We think that customers should have the liberty to choose whether they will use the service and to what extent, without the risk of being penalised.
In this regard, we offer them our aid in the case they are sued for exercising their right to free choice.
Aid can mean something as little as moral support.
See, I don’t think other airlines are going to come after you for hidden city ticketing. But I see this announcement as nothing but a PR gimmick from Kiwi.com.
My Trouble With Kiwi.com
I once booked an intra-europe flight from Hamburg to Munch on Lufthansa on Kiwi.com. It had a throw-away segment to Bucharest on it. This was a couple years ago and perhaps the company has changed, but nowhere was the connection to Bucharest listed on the itinerary from the company when I bought the ticket; I was only told I could not check bags. So when a second boarding pass to Bucharest popped up during online check-in, I was surprised. Granted, I knew to play it cool and looked at it as an opportunity to use the Senator Cafe in Munich after my flight from Hamburg. But I can imagine many passengers would have freaked out if they found that they were suddenly “traveling to” Bucharest instead of Munich.
I’ve also had a couple smooth booking experiences with Kiwi.com for intra-Asia routes, so I am not totally dismissing the agency. I just don’t like that sort of non-transparent business practice. Perhaps it has changed?
Still Be Careful…
While I have no moral qualms with throwaway ticketing, please keep the following risks in mind:
An airline has three primary ways to discourage hidden city ticketing. First, it can refuse to “short-check” bags to an intermediate stop, making it impossible for any passenger to travel with a checked bag when skipping a flight. Second, most legacy airlines already cancel the remainder of segments when one is missed. So if you book Dublin – Frankfurt – New York – Frankfurt- Dublin and skip the Dublin to Frankfurt flight, the rest of your itinerary is instantly cancelled. That means only the last segment(s) can realistically be skipped, diminishing the value of many strategic booking opportunities.
Lastly, and most importantly for any passenger of long-term value, airlines can cancel your loyalty account or in certain circumstances ban you from the flying the airline.
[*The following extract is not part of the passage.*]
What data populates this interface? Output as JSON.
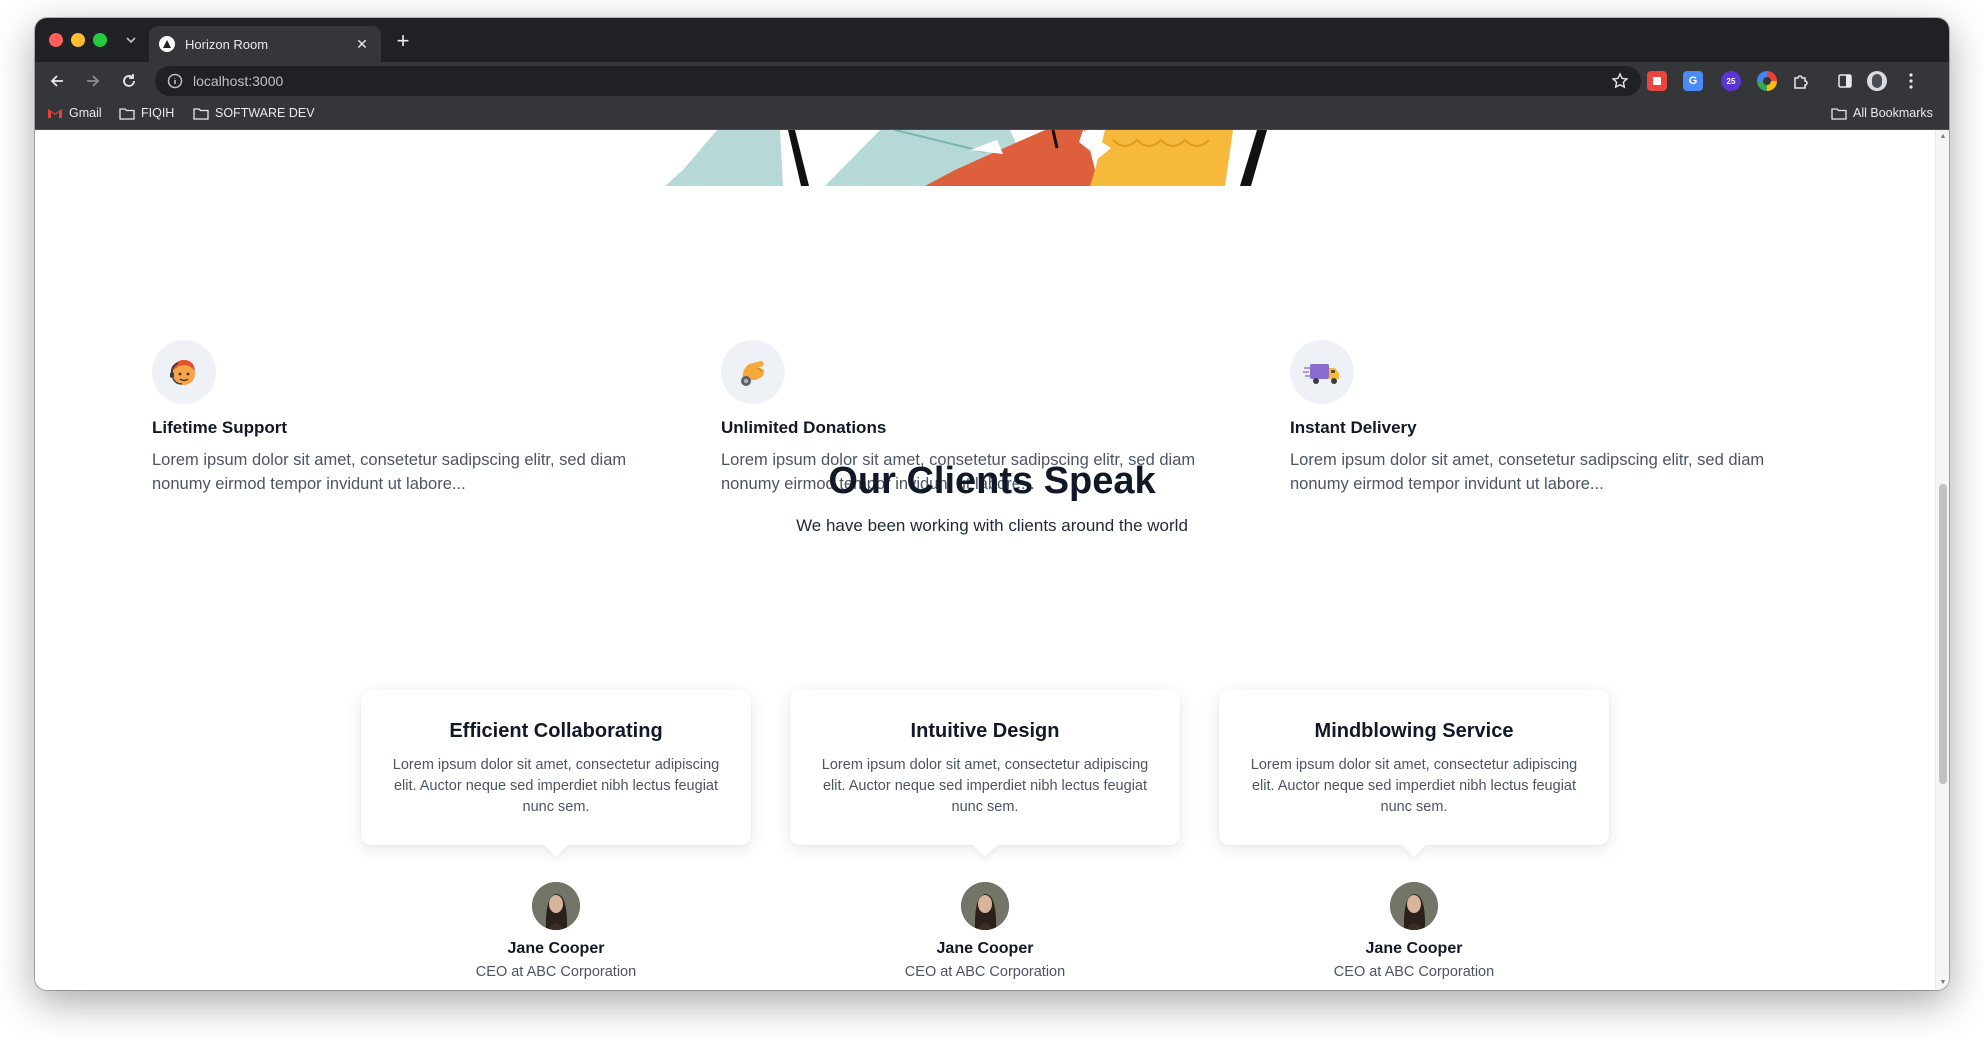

I tend to think that would be a wake-up call to many. It’s rather tough to avoid an airline if its hub is near your home or business…
I’m skeptical about Kiwi.com’s latest offer. While I truly don’t think airlines are going to come after you for throw-away ticketing, even if Lufthansa wins its case, I also don’t believe Kiwi.com really has your back if something goes wrong.
(H/T: One Mile at a Time)